Special Guest Interview with Louise Fein, Author of People Like Us
My debut novel, Daughter of the Reich (US title) also known as People Like Us (UK title) is a historical fiction novel, telling the story of impossible love set in the tumultuous background of 1930’s Leipzig. Hetty, the daughter of an SS officer, is the epitome of a perfect German child. With a brother in the Luftwaffe, herself a member of the BDM, she is keen to play her part in the glorious new thousand year Reich. Until, that is, she encounters Walter, a friend from the past who once saved her life. A Jew. As she falls more and more in love with a man who is against all she has been taught, Hetty begins to question everything. Will the steady march of dark forces destroy their world, or can love ultimately triumph?
What is your preferred writing routine?
In ‘normal’ times, I work during school hours, beginning straight after the school run, and taking a break mid-morning to walk the dog. This walk is a useful part of my writing day because it allows me to mull over what I have written and where I need to take the story next. Somehow the process of walking allows my brain the freedom to think and it’s the time I am able to find solutions where maybe I have got stuck while sitting at my desk! If necessary, I’ll perhaps edit what I’ve written earlier in the day during the evening. At the moment, with homeschooling my youngest daughter, my routine is rather different, and I find I have to do the bulk of my writing from mid-afternoon into the evening. With my older children (one in the last year of school and one at university ) at home and my husband also working from home, there are other people who can do the cooking!
What advice do you have for new writers?
Writing is a skill which needs practice like any other, so keep writing! Some days the writing will flow, other days it will feel hard, like walking uphill through treacle! But that is the same for every writer, whether new or not. It is also a long-game, so don’t be in too much of a rush. It takes time to write something good, and it will need lots of revision. That is the part I love best - honing a rough first draft into something better. Never compare your first draft to all the wonderful finished books you read - they have been through multiple revisions and have had the input of professional editors. Seek advice and feedback - critique of our work is vital and any criticism is not a reflection of you as a writer, but simply how your work could be improved. Remember to enjoy each step and don’t give up! Patience and perseverance is the key.
What have you found to be the best way to raise awareness of your books?
I’m still fairly new to this game, so I might be better able to answer this further down the line! But from my perspective at this point, I think being connected to the author and the blogging community is very important. Authors are also readers and champions of each other. I’ve found the community to be super supportive and especially at this time, many well known authors are supporting debut or less well known authors getting their books talked about. Bloggers and on-line influencers are increasingly important and some have huge followings which can be key for books to reach readers.
Tell us something unexpected you discovered during your research?
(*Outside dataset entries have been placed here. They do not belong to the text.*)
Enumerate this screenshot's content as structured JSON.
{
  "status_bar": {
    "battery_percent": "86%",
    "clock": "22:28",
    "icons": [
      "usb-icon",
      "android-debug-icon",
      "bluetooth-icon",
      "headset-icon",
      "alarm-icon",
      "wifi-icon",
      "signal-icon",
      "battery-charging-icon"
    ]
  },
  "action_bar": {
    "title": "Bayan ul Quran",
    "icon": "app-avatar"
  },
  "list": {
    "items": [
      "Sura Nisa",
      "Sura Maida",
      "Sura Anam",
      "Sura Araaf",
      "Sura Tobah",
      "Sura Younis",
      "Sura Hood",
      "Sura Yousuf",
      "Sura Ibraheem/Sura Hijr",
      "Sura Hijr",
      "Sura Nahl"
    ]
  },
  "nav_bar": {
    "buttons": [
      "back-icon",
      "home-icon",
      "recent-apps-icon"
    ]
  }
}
I was lucky to be handed a large family archive of documents (which I had not perviously known existed) during the course of my research. This consisted of twenty-four boxes of diaries, letters, journals etc, which ran from the early 20th century through to the 1960’s. They formed a useful resource of contemporaneous material. Many of the documents were in German, but once my family had fled to England and America during the 1930’s, they were written chiefly in English. Amongst them I found some poignant items, including my father’s first tooth and a lock of his hair his mother had kept. The most unexpected were the transcript of a broadcast my father had made for the BBC during the war years, and some documents regarding my father’s cousin who had been in the secret service during the war.
What was the hardest scene you remember writing?
I think the hardest scene I had to write for this book was the one which covered the events of Kristallnacht. There was some extreme violence and this was not easy to write, both emotionally but also in order to get the tone and pace of it right. I went over and over the scene to ensure I had the balance right.
What are you planning to write next?
I am at the final stages of my second book which I’ll be sending to my publishers soon! It is also a work of historical fiction, but rather different to this one. It is set in 1920’s England and covers some little discussed, but I think important, aspects of society which are still relevant and have repercussions today. That’s all I can say about it for now!
https://www.louisefein.com/ and follow her on Twitter @FeinLouise